(ec)I think the problem you're having is because set difference (ie. complement) and union aren't inverses of each other. $A=(A\cup B)-B$ is only true if $A\cap B=\empty$. You need to be careful when using "+" and "-" that you don't assume it works in the way as addition and subtraction of numbers. --Tango (talk) 17:51, 21 March 2008 (UTC)
The usual notation for this set subtraction, known as relative complement, is not AB but A \ B. Using that notation helps one to avoid the pit you fell in. The intersection of two such complements satisfies the identity
(P \ A) ∩ (Q \ B) = ((PQ) \ A) \ B.
There is no such thing here as "minus times minus equals plus".  --Lambiam 22:22, 21 March 2008 (UTC)

So these set operations don't work quite like the numerical equivalents, after all. I think I can guess why the author of the book liked this notation— so long as $A_1A_2 = O$, the probability of $A_1 + A_2$ is the probability of $A_1$ plus the probability of $A_2$, and likewise for multiplication. But if the analogy isn't perfect, I guess the notation is more harmful than helpful. Yeah, I'll probably want to get a different book. Thanks for helping me out here.

(Me, "a college freshmen", indeed! Obviously my graduation from high school hasn't deterred the typo fairy.) —Saric (Talk) 18:55, 22 March 2008 (UTC)

Likewise for multiplication? If by "$O$" in "$A_1A_2 = O$" you mean the empty set (so that A1 and A2 are mutually exclusive), it is not true in general that this implies P(A1A2) = P(A1)P(A2). For example, take A1 = heads and A2 = tails in a fair coin flip.  --Lambiam 21:03, 22 March 2008 (UTC)
Yeah, you need mutually exclusive and independent. If you're only dealing with such simple probability, then the notation works fine, but it rapidly falls apart once you do anything real. --Tango (talk) 22:28, 23 March 2008 (UTC)

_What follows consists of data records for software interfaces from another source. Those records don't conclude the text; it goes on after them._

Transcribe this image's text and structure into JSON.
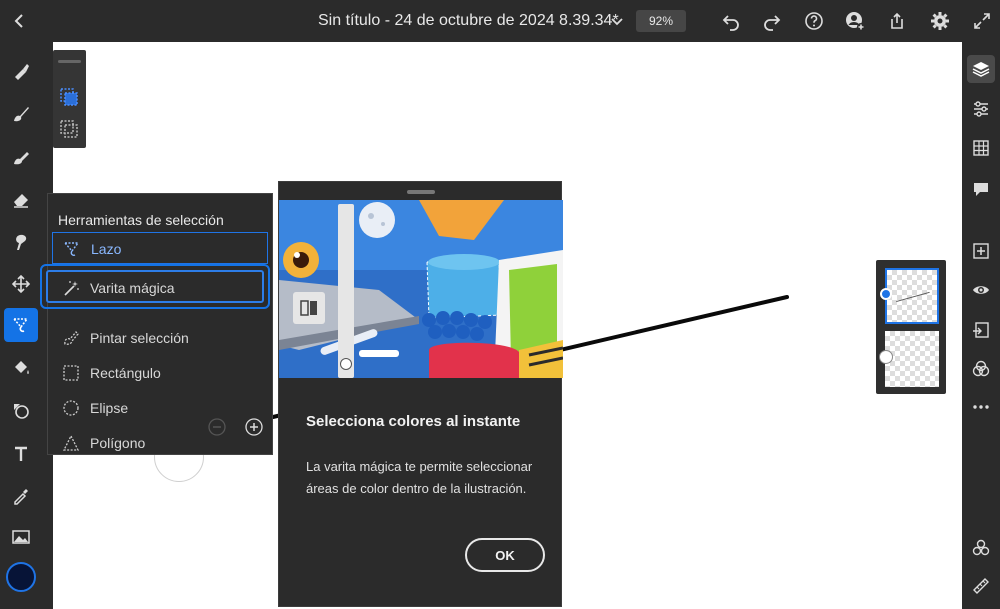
{
  "topbar": {
    "title": "Sin título - 24 de octubre de 2024 8.39.34*",
    "zoom": "92%",
    "icons": [
      "back-icon",
      "chevron-down-icon",
      "undo-icon",
      "redo-icon",
      "help-icon",
      "add-user-icon",
      "share-icon",
      "settings-icon",
      "fullscreen-icon"
    ]
  },
  "left_toolbar": {
    "tools": [
      "pixel-brush-icon",
      "live-brush-icon",
      "vector-brush-icon",
      "eraser-icon",
      "smudge-icon",
      "move-icon",
      "selection-icon",
      "fill-icon",
      "shape-icon",
      "text-icon",
      "eyedropper-icon",
      "image-icon"
    ],
    "active_tool": "selection-icon",
    "color": "#071437"
  },
  "selection_menu": {
    "title": "Herramientas de selección",
    "items": [
      {
        "label": "Lazo",
        "icon": "lasso-icon"
      },
      {
        "label": "Varita mágica",
        "icon": "magic-wand-icon"
      },
      {
        "label": "Pintar selección",
        "icon": "paint-selection-icon"
      },
      {
        "label": "Rectángulo",
        "icon": "rectangle-select-icon"
      },
      {
        "label": "Elipse",
        "icon": "ellipse-select-icon"
      },
      {
        "label": "Polígono",
        "icon": "polygon-select-icon"
      }
    ]
  },
  "tip": {
    "title": "Selecciona colores al instante",
    "body": "La varita mágica te permite seleccionar áreas de color dentro de la ilustración.",
    "ok_label": "OK"
  },
  "right_toolbar": {
    "icons": [
      "layers-icon",
      "adjustments-icon",
      "grid-icon",
      "comments-icon",
      "add-layer-icon",
      "visibility-icon",
      "import-icon",
      "blend-icon",
      "more-icon",
      "libraries-icon",
      "ruler-icon"
    ]
  },
  "colors": {
    "accent": "#1473e6",
    "panel": "#2b2b2b",
    "canvas": "#ffffff"
  }
}
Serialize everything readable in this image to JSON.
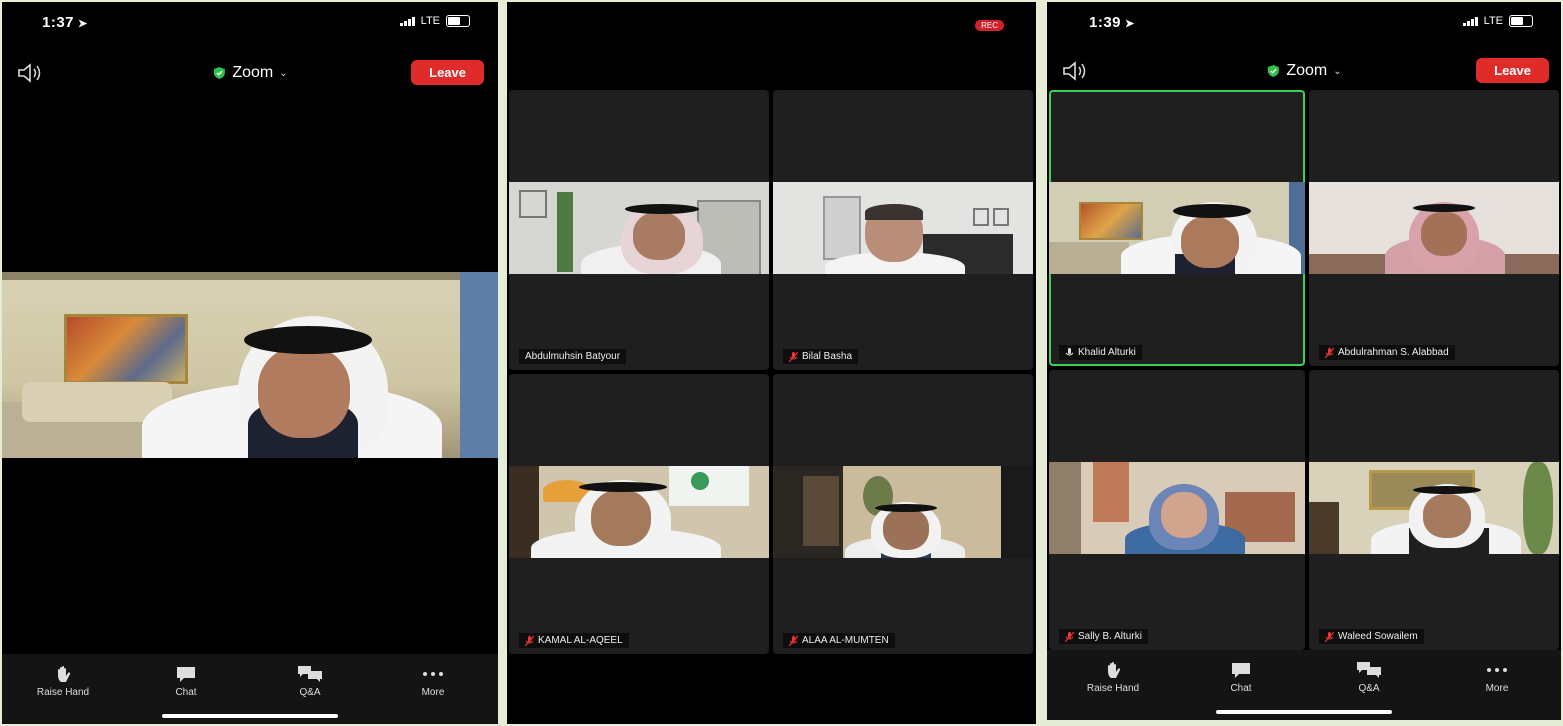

## Solving "almost" superincreasing knapsacks problem

I know that it is really easy to solve the knapsack problem if all elements are super increasing, however, what if all of the elements were "almost super increasing". By almost super increasing, I mean that instead of having each successively larger integer being greater than the sum of all of the smaller integers. Each successively larger integer will be larger than, say, one-half of the sum all of the smaller integers. For example a valid set of "~1/2 almost super increasing integers" would be {8,11,17,26,38,58,86,130,195,292,438,657,985}; Would this instance of knapsack be as difficult to solve as the general knapsack problem? Or maybe somewhere between the difficulty of general knapsack and super increasing knapsack? 24.250.129.216 (talk) 19:16, 21 March 2008 (UTC)mathnoob

We don't know for sure whether the general knapsack problem is difficult to solve, so a proof that this is "somewhere between" easy and hard, but neither of the two, would imply a proof of P ≠ NP.
My gut feeling is that this is still NP-hard, but I don't readily see an applicable reduction like that of Exact cover to the knapsack problem.  --Lambiam 22:39, 21 March 2008 (UTC)
The only difference between a super increasing sequence and this sequence is that in this sequence each term T(n) is larger than the sum of all terms from T(0) to T(n-3); while a super increasing sequence has each term T(n) larger than the sum of all terms T(0) to T(n-1). A super increasing sequence has a polynomial time solution.